Bred for protection work, the Bullmastiff is larger than most guard breeds, but should not be exaggerated or coarse to interfere with its fluid movement. Own. Malina Raby and Peter Kozel.

An adult Bullmastiff weighs between 50 and 60 kg; the female, between 41 and 50 kg; the male adult stands between 63 and 69 cm; the female, between 60 and 66 cm. Animal with a large and powerful build, although compact, the Bullmastiff has a large and wide head, with some wrinkles, sagacious expression, strong and wide and deep muzzle; moderate stop; flat skull. The neck is thick, almost with the same diameter than its head. The upper outline should be straight; the chest, wide and deep; the back short. The tail is high inserted and is straight or curved, but not carried “hound” style. The motor group displays free, driven movement; the shoulders unloaded, the hindquarters straight, the elbows not opened or tucked in; good angulations. The coat is short and thick, color red, fawn or brindle; a single white patch on the chest is allowed.
Bred as a guardian, the Bullmastiff with its pure muscle 60 kg will make any intruder change his mind. The Bullmastiff adores its family, and despite its size it loves to be inside the house, where it feels comfortable and relaxed. It grows fond of the entire family, and defends each member to death, including the home’s cat and pig. It is brave but tame, and a well bred specimen is lively and agile at the same time, enjoying exercise time with the family members. Most Bullmastiffs are dominant with strange dogs and not sociable towards people, if not introduced by a familiar person.
Even puppies have a protective air, suspicious towards strangers by nature. 
Weigh at birth is between 170 and 680 g and there doesn’t seem to be correlation between birth weight and adult size. After seven weeks, the puppy weighs between 6.5 and 7 kg, and at 16 weeks, between 22 and 25 kg. Too large specimens should be avoided, due to bone and joint problem risks. The breed is large on its own, so an excess is absurd.
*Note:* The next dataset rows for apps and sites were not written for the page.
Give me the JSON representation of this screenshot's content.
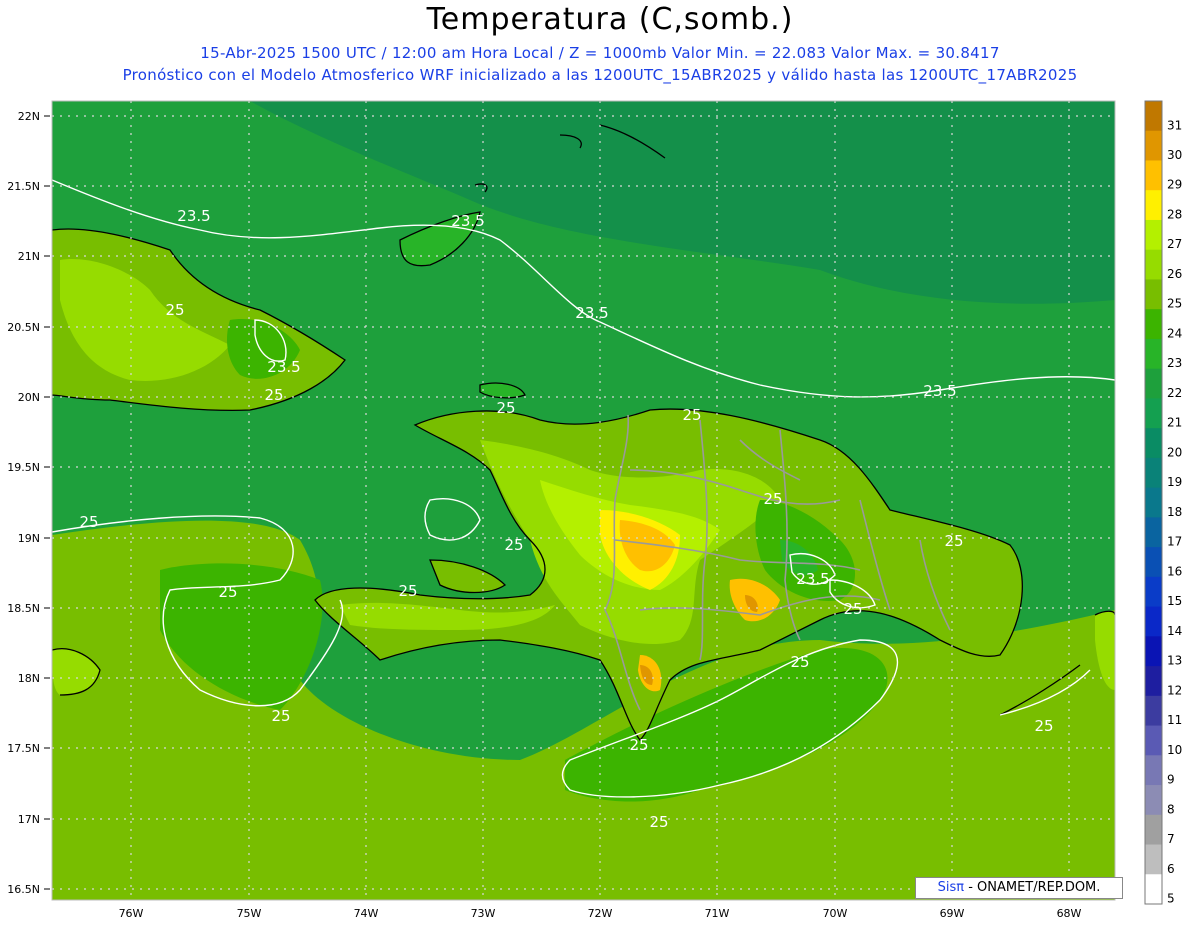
{
  "header": {
    "title": "Temperatura (C,somb.)",
    "subtitle1": "15-Abr-2025 1500 UTC / 12:00 am Hora Local / Z = 1000mb   Valor Min. = 22.083  Valor Max. = 30.8417",
    "subtitle2": "Pronóstico con el Modelo Atmosferico WRF inicializado a las 1200UTC_15ABR2025 y válido hasta las  1200UTC_17ABR2025"
  },
  "credit": {
    "brand": "Sis",
    "pi": "π",
    "rest": " - ONAMET/REP.DOM."
  },
  "axes": {
    "lat_labels": [
      "22N",
      "21.5N",
      "21N",
      "20.5N",
      "20N",
      "19.5N",
      "19N",
      "18.5N",
      "18N",
      "17.5N",
      "17N",
      "16.5N"
    ],
    "lon_labels": [
      "76W",
      "75W",
      "74W",
      "73W",
      "72W",
      "71W",
      "70W",
      "69W",
      "68W"
    ]
  },
  "legend": {
    "levels": [
      "31",
      "30",
      "29",
      "28",
      "27",
      "26",
      "25",
      "24",
      "23",
      "22",
      "21",
      "20",
      "19",
      "18",
      "17",
      "16",
      "15",
      "14",
      "13",
      "12",
      "11",
      "10",
      "9",
      "8",
      "7",
      "6",
      "5"
    ],
    "colors": [
      "#c07800",
      "#e09600",
      "#ffc000",
      "#fff000",
      "#b4f000",
      "#96dc00",
      "#78be00",
      "#3cb400",
      "#28b428",
      "#1ea03c",
      "#14a050",
      "#0a8c64",
      "#0a8278",
      "#0a788c",
      "#0a64a0",
      "#0a50b4",
      "#0a3cc8",
      "#0a28c8",
      "#0a14b4",
      "#1e1ea0",
      "#3c3ca0",
      "#5a5ab4",
      "#7878b4",
      "#8c8cb4",
      "#a0a0a0",
      "#bebebe",
      "#ffffff"
    ]
  },
  "contour_labels": [
    "23.5",
    "23.5",
    "23.5",
    "23.5",
    "23.5",
    "23.5",
    "25",
    "25",
    "25",
    "25",
    "25",
    "25",
    "25",
    "25",
    "25",
    "25",
    "25",
    "25",
    "25"
  ],
  "colors": {
    "sea": "#1ea03c",
    "sea_north": "#14904a",
    "land_low": "#78be00",
    "land_mid": "#96dc00",
    "hot": "#ffc000",
    "hottest": "#e09600",
    "subtitle": "#1a3fe6"
  }
}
The future owner should take note of the puppy’s build: it should be solid, well done and balanced. Watch for short tails, curled tails and cleft palates. Character is also an important factor and a character checks in the breeder’s lines is important. The Bullmastiff puppy should be obliging and content in human company. Natural mistrust before strangers is typical and desirable. With proper training the Bullmastiff can become a fantastic guardian and protector. Diet will be another important issue: it is well known that the Bullmastiff has its individual demands, and the best is to consult the breeder or veterinarian to determine a nutritional program. Calcium supplements are often detrimental.
The puppy should be well built, move easily, obliging and not shy. 
Cancer and stomach torsion make more victims than any other anomaly affecting the breed. Although neither of them can be prevented, their incidence can be limited providing the dog with a healthy life, including a prescribed diet and routine exercise. Hip dysplasia is a large concern amongst breeders, and X – rays are essential. Skin and eye problems occur (including eczemas, dermatitis, muzzle pyoderma and alopecia, entropion, glaucoma and progressive retinal atrophy). Hereditary back malformation (cervical malformation) occurs on several degrees, producing from a mild limp to partial paralysis. Tumors and kidney stones usually affect older dogs. The Bullmastiff usually lives to ten years.
Make sure that the parents have certificates assuring that they are free from hip dysplasia, and ask about cancer incidence on the breeder’s lines.